§ Available data:
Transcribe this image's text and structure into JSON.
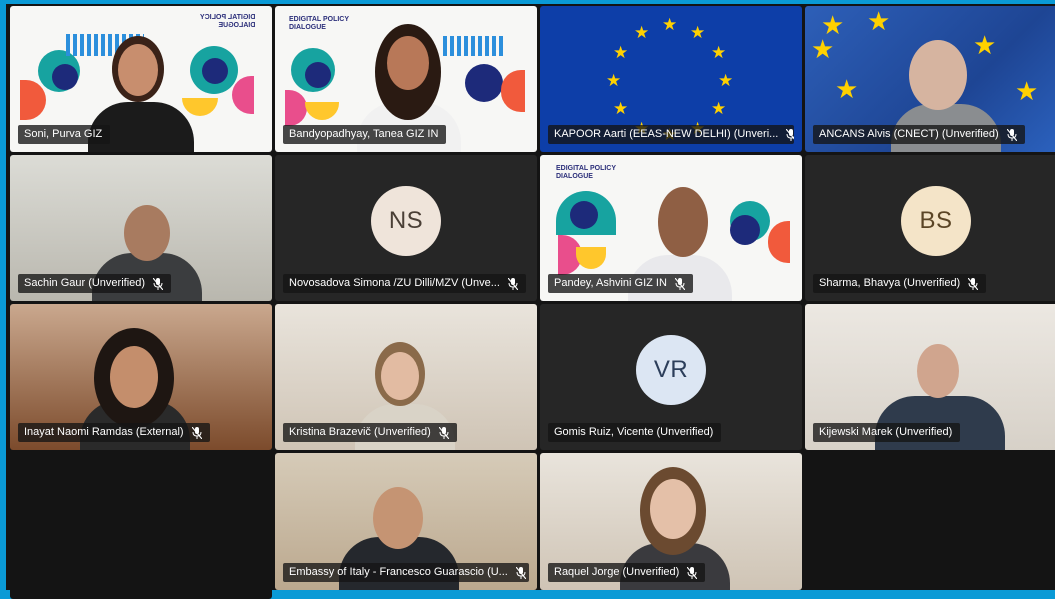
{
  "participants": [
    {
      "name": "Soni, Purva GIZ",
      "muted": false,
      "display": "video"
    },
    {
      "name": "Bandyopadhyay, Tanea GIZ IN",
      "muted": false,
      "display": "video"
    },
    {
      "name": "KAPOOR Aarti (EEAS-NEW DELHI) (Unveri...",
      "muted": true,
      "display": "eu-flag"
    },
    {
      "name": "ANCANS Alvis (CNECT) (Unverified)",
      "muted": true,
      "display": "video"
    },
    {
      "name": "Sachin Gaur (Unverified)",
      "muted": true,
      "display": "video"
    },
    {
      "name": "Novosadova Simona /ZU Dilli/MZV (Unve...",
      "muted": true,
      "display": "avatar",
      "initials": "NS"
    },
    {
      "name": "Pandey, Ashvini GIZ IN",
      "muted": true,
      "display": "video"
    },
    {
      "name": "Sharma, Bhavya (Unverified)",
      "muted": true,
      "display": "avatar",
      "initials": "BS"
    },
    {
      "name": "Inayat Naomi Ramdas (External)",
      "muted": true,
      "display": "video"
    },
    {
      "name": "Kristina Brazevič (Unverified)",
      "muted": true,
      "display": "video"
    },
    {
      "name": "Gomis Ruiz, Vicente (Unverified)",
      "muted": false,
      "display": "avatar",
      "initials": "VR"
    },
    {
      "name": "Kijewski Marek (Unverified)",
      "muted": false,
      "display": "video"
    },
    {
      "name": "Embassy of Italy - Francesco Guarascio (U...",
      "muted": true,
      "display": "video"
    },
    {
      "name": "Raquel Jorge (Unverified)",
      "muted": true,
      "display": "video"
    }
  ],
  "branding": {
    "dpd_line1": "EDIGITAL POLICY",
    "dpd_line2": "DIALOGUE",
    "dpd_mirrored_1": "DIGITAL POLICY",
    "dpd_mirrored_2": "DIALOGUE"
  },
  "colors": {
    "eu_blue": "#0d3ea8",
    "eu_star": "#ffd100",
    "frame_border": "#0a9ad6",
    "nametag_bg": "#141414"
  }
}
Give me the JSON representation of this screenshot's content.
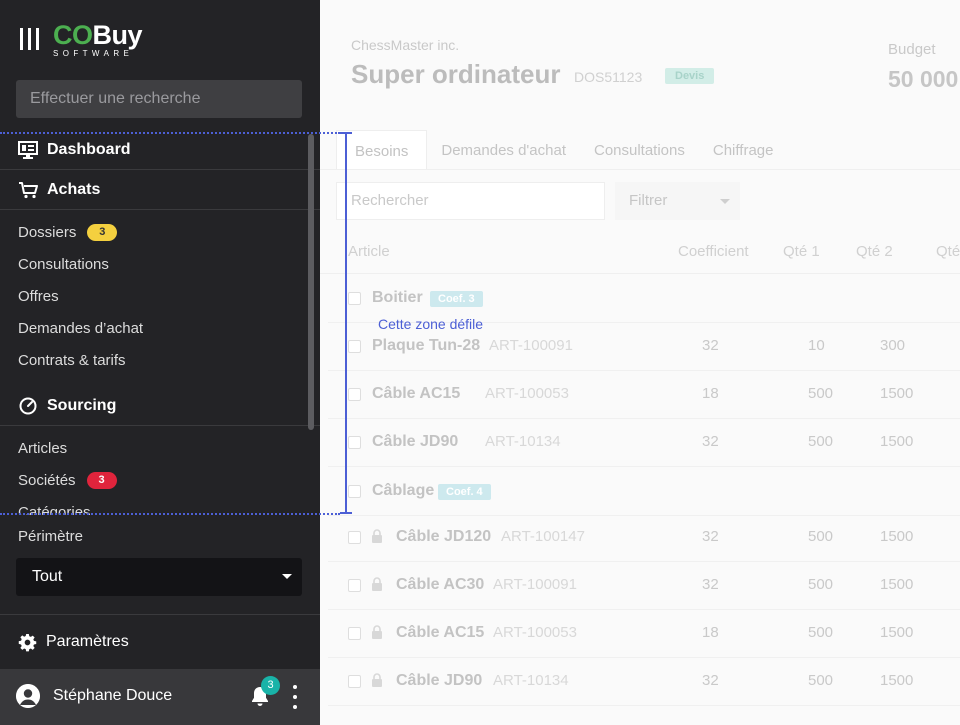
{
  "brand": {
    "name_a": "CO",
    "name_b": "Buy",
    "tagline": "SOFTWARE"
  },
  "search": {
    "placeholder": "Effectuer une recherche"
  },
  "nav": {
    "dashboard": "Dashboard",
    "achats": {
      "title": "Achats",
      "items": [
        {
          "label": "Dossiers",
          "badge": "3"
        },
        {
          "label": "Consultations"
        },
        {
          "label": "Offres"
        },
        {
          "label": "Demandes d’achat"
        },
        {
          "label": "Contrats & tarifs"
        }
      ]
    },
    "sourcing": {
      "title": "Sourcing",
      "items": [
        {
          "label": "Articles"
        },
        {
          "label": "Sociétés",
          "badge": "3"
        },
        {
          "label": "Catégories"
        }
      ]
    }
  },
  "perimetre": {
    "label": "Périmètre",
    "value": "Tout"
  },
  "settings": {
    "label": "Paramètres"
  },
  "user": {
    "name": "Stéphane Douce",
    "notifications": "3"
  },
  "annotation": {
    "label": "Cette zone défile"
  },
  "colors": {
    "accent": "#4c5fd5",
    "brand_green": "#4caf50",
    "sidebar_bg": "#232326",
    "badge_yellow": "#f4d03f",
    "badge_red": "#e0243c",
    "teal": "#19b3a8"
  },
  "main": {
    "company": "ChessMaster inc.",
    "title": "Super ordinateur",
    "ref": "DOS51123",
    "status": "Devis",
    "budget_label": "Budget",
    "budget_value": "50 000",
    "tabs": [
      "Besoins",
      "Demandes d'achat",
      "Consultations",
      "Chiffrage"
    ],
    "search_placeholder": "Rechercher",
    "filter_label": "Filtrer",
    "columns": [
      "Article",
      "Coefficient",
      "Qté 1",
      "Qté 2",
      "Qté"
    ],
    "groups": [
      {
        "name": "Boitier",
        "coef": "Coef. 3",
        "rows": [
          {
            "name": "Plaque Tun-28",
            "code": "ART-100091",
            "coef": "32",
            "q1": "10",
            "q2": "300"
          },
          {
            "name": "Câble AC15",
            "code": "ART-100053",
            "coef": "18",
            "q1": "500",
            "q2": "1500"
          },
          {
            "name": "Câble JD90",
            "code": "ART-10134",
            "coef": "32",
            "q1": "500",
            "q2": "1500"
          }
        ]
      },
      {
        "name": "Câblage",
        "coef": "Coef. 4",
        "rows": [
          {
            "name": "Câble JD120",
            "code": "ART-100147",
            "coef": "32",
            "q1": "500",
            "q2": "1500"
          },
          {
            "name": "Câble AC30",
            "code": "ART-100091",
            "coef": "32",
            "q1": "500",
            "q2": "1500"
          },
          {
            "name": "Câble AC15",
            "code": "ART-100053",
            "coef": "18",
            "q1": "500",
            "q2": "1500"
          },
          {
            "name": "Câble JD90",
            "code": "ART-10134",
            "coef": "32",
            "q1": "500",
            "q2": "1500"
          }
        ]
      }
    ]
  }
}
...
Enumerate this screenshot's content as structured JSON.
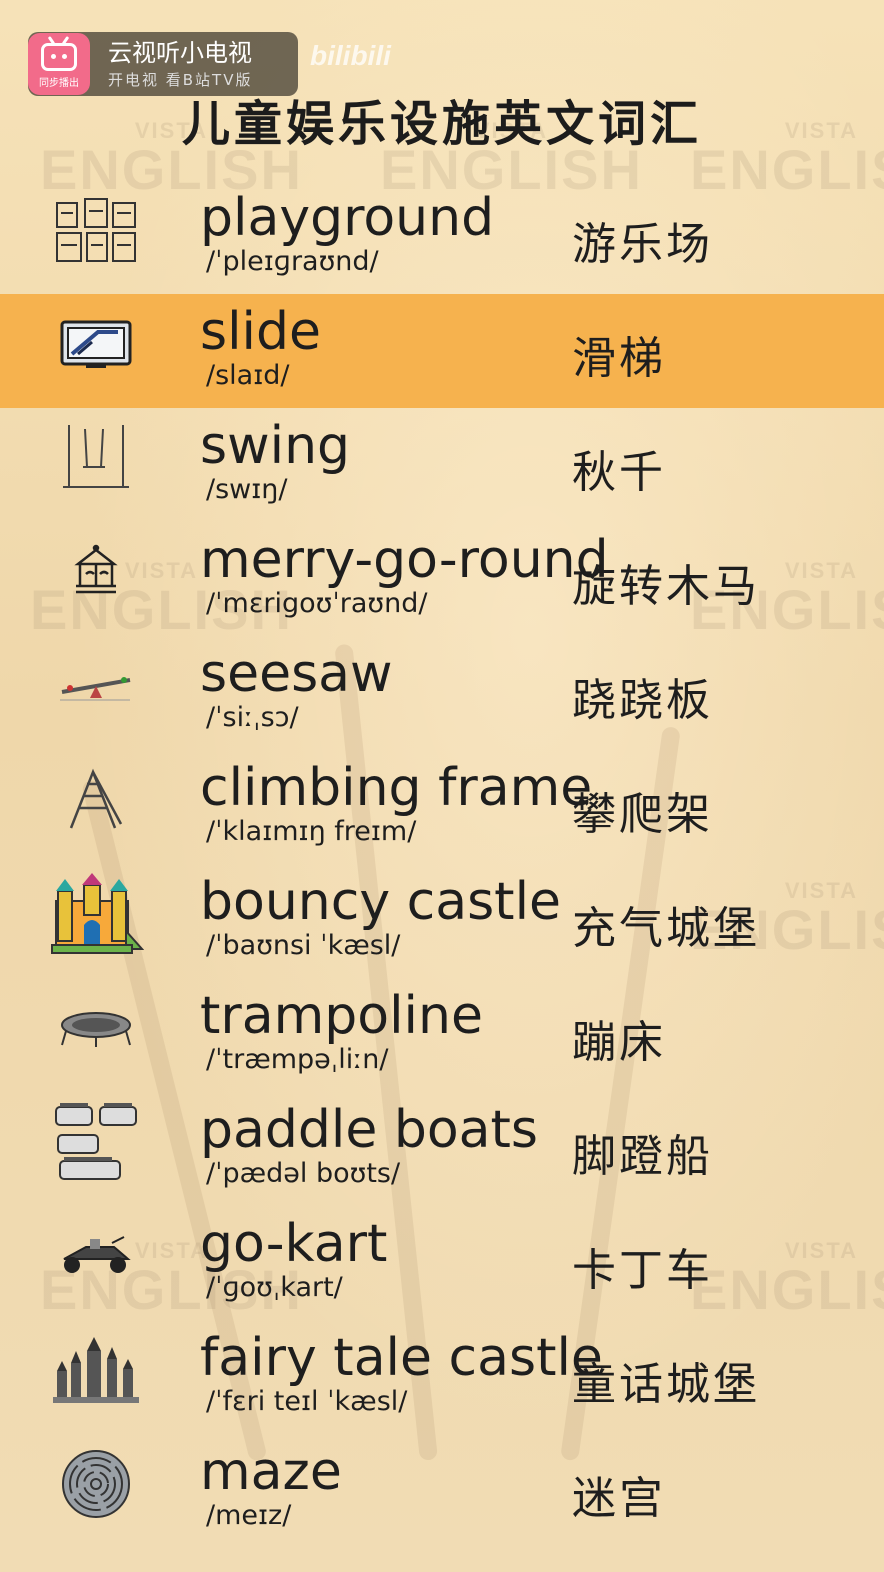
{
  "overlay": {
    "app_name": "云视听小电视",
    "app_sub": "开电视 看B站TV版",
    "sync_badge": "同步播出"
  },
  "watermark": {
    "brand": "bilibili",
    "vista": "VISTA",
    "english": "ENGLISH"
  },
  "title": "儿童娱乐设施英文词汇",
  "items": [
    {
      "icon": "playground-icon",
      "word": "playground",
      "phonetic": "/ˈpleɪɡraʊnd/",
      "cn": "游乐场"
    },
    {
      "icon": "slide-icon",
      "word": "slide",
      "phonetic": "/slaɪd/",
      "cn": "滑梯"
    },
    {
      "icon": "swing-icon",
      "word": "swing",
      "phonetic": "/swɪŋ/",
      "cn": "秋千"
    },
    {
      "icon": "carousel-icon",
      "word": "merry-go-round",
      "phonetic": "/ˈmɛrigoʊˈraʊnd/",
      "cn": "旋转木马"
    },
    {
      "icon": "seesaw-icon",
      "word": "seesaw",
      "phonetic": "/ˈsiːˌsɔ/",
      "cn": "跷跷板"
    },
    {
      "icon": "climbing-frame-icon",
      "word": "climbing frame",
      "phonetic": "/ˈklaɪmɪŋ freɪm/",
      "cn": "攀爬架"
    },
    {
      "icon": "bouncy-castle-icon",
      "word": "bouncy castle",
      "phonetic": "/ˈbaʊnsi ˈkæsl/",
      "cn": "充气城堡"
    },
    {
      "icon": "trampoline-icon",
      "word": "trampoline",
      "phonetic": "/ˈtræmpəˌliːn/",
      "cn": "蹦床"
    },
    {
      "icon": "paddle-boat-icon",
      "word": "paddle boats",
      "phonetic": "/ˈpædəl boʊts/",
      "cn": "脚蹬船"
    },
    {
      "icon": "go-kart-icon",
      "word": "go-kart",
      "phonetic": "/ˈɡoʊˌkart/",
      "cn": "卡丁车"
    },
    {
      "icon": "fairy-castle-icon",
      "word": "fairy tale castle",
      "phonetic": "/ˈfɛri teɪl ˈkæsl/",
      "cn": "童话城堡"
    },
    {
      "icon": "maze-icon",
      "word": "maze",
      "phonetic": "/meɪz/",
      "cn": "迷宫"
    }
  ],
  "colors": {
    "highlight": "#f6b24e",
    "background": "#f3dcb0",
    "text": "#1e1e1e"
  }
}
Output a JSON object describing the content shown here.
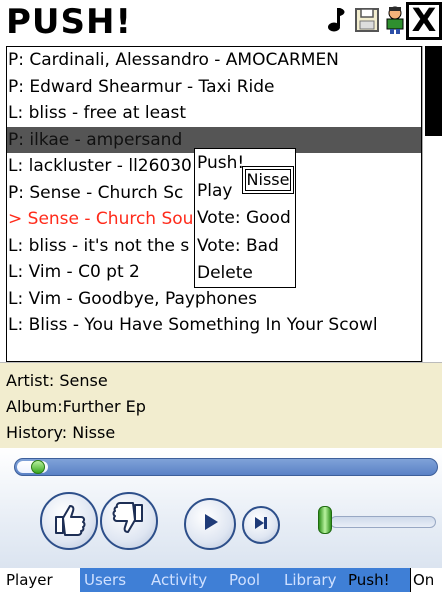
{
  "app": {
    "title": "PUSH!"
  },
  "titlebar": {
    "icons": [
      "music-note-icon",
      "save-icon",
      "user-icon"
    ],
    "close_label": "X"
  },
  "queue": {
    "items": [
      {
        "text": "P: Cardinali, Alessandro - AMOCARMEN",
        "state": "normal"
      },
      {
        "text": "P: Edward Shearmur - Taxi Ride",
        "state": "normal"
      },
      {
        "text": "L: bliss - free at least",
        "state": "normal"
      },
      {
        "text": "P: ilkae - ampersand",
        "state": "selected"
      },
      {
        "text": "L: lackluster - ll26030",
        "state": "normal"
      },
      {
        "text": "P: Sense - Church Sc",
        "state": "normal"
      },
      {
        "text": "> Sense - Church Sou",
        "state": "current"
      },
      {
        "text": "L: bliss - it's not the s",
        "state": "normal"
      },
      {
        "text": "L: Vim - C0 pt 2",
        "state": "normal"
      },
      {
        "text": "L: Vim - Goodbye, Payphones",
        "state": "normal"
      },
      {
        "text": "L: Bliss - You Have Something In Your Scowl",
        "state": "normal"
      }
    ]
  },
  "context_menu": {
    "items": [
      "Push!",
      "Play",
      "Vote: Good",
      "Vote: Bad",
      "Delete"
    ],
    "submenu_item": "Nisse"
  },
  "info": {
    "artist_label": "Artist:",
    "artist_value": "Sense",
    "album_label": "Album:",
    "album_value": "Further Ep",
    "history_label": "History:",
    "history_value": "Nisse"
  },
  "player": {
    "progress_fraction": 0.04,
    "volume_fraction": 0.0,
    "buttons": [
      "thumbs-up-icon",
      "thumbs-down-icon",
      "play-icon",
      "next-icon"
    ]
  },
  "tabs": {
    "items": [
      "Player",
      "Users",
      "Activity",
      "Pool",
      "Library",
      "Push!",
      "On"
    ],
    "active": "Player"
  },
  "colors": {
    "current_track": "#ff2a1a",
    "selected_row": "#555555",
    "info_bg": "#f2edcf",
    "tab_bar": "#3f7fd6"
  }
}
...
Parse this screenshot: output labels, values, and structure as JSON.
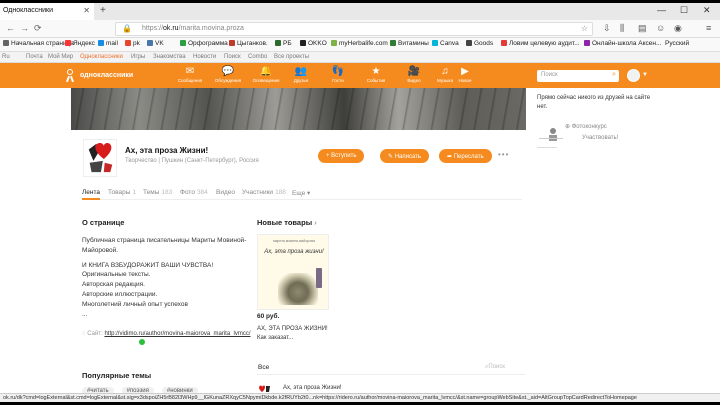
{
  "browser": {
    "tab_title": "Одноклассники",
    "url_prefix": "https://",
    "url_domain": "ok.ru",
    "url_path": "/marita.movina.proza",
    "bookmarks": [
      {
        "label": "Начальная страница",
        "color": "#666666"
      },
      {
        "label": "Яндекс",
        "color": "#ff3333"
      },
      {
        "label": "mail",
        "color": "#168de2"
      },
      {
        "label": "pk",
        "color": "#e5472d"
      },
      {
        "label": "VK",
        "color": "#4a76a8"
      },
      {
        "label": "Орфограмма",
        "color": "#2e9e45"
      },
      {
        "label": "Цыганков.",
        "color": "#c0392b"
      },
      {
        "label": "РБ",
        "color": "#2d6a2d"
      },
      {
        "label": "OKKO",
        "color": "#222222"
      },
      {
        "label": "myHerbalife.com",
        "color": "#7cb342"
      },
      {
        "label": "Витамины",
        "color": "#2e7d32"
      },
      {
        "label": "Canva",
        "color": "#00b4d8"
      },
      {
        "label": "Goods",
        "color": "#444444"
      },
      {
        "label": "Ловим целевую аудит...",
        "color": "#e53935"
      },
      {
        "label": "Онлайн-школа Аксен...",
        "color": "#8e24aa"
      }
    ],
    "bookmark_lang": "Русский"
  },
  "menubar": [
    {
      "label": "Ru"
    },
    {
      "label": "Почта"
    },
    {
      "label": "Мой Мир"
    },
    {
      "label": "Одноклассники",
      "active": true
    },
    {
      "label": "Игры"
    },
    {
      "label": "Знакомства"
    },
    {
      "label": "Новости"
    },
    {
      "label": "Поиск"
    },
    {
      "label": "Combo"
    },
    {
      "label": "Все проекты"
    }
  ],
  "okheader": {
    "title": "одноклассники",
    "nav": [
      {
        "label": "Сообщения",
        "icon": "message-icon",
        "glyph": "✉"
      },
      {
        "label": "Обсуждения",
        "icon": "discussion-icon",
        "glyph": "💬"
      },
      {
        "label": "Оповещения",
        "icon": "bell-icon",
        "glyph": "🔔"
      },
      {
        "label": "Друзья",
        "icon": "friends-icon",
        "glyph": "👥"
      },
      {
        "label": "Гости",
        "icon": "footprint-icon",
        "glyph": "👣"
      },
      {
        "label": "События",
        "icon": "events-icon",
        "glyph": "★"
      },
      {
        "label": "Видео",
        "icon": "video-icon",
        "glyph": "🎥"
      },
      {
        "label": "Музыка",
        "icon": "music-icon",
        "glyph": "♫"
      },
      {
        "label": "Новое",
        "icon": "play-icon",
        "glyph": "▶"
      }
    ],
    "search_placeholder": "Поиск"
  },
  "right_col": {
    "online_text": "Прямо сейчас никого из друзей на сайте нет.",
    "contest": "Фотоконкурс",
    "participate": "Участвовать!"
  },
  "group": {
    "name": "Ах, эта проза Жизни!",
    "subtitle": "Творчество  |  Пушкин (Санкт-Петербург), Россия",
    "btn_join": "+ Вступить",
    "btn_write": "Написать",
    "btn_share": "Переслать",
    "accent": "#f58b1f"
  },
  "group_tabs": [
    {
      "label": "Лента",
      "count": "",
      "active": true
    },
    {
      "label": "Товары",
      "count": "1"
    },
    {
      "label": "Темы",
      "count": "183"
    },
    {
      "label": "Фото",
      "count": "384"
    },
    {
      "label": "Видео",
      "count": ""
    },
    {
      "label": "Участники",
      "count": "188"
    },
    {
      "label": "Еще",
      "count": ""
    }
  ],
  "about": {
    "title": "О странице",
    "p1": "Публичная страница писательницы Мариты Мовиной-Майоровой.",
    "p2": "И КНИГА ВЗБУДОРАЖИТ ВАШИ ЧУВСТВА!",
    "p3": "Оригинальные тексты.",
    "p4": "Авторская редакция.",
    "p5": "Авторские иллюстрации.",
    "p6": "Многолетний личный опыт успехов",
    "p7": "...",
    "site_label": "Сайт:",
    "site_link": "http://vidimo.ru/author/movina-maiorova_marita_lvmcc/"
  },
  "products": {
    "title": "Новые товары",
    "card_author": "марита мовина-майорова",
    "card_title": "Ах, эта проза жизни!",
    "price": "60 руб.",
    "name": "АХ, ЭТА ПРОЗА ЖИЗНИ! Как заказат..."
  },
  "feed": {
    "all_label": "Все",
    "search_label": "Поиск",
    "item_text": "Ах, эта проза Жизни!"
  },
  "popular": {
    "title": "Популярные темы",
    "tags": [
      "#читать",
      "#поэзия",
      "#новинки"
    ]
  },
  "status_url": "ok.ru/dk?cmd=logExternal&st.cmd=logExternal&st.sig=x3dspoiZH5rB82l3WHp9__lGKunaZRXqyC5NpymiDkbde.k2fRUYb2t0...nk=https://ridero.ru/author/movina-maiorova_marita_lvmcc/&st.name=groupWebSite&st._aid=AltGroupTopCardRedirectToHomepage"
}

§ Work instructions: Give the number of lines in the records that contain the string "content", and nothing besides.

§ Written response: 3